Start of Study material
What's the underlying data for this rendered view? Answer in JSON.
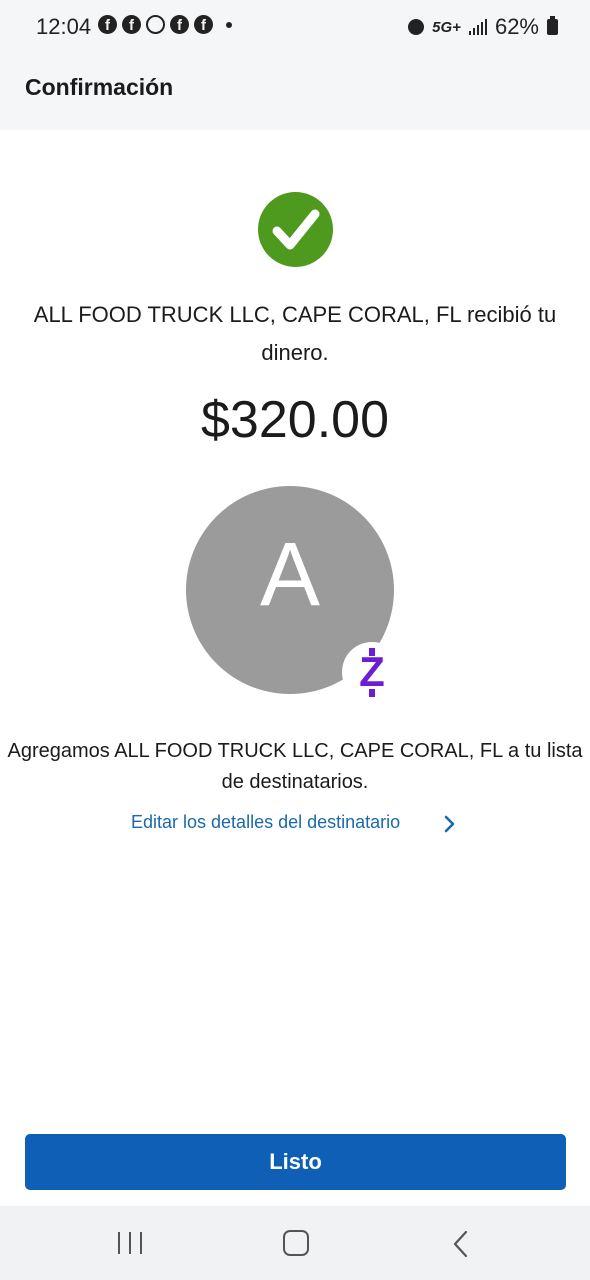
{
  "status_bar": {
    "time": "12:04",
    "network": "5G+",
    "battery": "62%"
  },
  "header": {
    "title": "Confirmación"
  },
  "confirmation": {
    "message": "ALL FOOD TRUCK LLC, CAPE CORAL, FL recibió tu dinero.",
    "amount": "$320.00",
    "avatar_letter": "A",
    "badge_letter": "Z",
    "added_message": "Agregamos ALL FOOD TRUCK LLC, CAPE CORAL, FL a tu lista de destinatarios.",
    "edit_link": "Editar los detalles del destinatario"
  },
  "footer": {
    "done_label": "Listo"
  },
  "colors": {
    "success": "#4e9a1e",
    "primary": "#0e5fb5",
    "link": "#1a6aa8",
    "zelle": "#6d1ed4",
    "avatar": "#9b9b9b"
  },
  "icons": {
    "check": "check-icon",
    "chevron": "chevron-right-icon",
    "zelle": "zelle-logo-icon"
  }
}
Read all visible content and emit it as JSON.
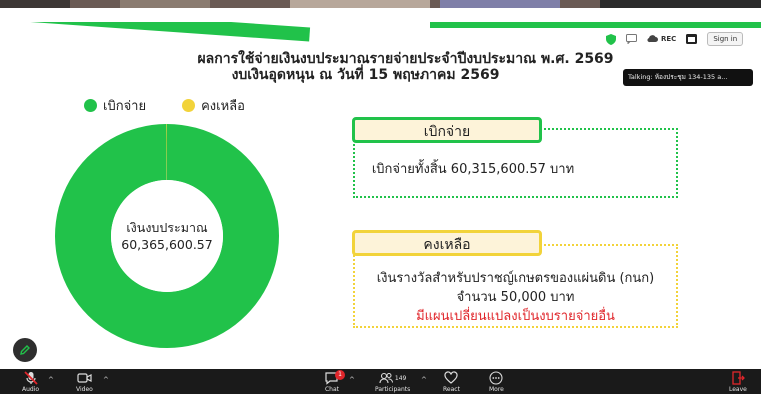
{
  "slide": {
    "title_line1": "ผลการใช้จ่ายเงินงบประมาณรายจ่ายประจำปีงบประมาณ พ.ศ. 2569",
    "title_line2": "งบเงินอุดหนุน ณ วันที่ 15 พฤษภาคม 2569",
    "legend": [
      {
        "label": "เบิกจ่าย",
        "color": "#21c24a"
      },
      {
        "label": "คงเหลือ",
        "color": "#f2d33a"
      }
    ],
    "donut": {
      "center_label": "เงินงบประมาณ",
      "center_value": "60,365,600.57",
      "spent": 60315600.57,
      "remaining": 50000,
      "spent_color": "#21c24a",
      "remaining_color": "#f2d33a"
    },
    "spent_box": {
      "tab_label": "เบิกจ่าย",
      "text": "เบิกจ่ายทั้งสิ้น 60,315,600.57 บาท"
    },
    "remaining_box": {
      "tab_label": "คงเหลือ",
      "line1": "เงินรางวัลสำหรับปราชญ์เกษตรของแผ่นดิน (กนก)",
      "line2": "จำนวน 50,000 บาท",
      "line3": "มีแผนเปลี่ยนแปลงเป็นงบรายจ่ายอื่น",
      "line3_color": "#e0262b"
    }
  },
  "meeting": {
    "rec_label": "REC",
    "signin_label": "Sign in",
    "talking": "Talking: ห้องประชุม 134-135 a..."
  },
  "toolbar": {
    "audio": "Audio",
    "video": "Video",
    "chat": "Chat",
    "chat_badge": "1",
    "participants": "Participants",
    "participants_count": "149",
    "react": "React",
    "more": "More",
    "leave": "Leave"
  }
}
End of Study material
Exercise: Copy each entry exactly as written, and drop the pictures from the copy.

Completed exercise:
What's the underlying data for this rendered view? Answer in JSON.
{
  "status_bar": {
    "time": "12:04",
    "network": "5G+",
    "battery": "62%"
  },
  "header": {
    "title": "Confirmación"
  },
  "confirmation": {
    "message": "ALL FOOD TRUCK LLC, CAPE CORAL, FL recibió tu dinero.",
    "amount": "$320.00",
    "avatar_letter": "A",
    "badge_letter": "Z",
    "added_message": "Agregamos ALL FOOD TRUCK LLC, CAPE CORAL, FL a tu lista de destinatarios.",
    "edit_link": "Editar los detalles del destinatario"
  },
  "footer": {
    "done_label": "Listo"
  },
  "colors": {
    "success": "#4e9a1e",
    "primary": "#0e5fb5",
    "link": "#1a6aa8",
    "zelle": "#6d1ed4",
    "avatar": "#9b9b9b"
  },
  "icons": {
    "check": "check-icon",
    "chevron": "chevron-right-icon",
    "zelle": "zelle-logo-icon"
  }
}
Read all visible content and emit it as JSON.
{
  "slide": {
    "title_line1": "ผลการใช้จ่ายเงินงบประมาณรายจ่ายประจำปีงบประมาณ พ.ศ. 2569",
    "title_line2": "งบเงินอุดหนุน ณ วันที่ 15 พฤษภาคม 2569",
    "legend": [
      {
        "label": "เบิกจ่าย",
        "color": "#21c24a"
      },
      {
        "label": "คงเหลือ",
        "color": "#f2d33a"
      }
    ],
    "donut": {
      "center_label": "เงินงบประมาณ",
      "center_value": "60,365,600.57",
      "spent": 60315600.57,
      "remaining": 50000,
      "spent_color": "#21c24a",
      "remaining_color": "#f2d33a"
    },
    "spent_box": {
      "tab_label": "เบิกจ่าย",
      "text": "เบิกจ่ายทั้งสิ้น 60,315,600.57 บาท"
    },
    "remaining_box": {
      "tab_label": "คงเหลือ",
      "line1": "เงินรางวัลสำหรับปราชญ์เกษตรของแผ่นดิน (กนก)",
      "line2": "จำนวน 50,000 บาท",
      "line3": "มีแผนเปลี่ยนแปลงเป็นงบรายจ่ายอื่น",
      "line3_color": "#e0262b"
    }
  },
  "meeting": {
    "rec_label": "REC",
    "signin_label": "Sign in",
    "talking": "Talking: ห้องประชุม 134-135 a..."
  },
  "toolbar": {
    "audio": "Audio",
    "video": "Video",
    "chat": "Chat",
    "chat_badge": "1",
    "participants": "Participants",
    "participants_count": "149",
    "react": "React",
    "more": "More",
    "leave": "Leave"
  }
}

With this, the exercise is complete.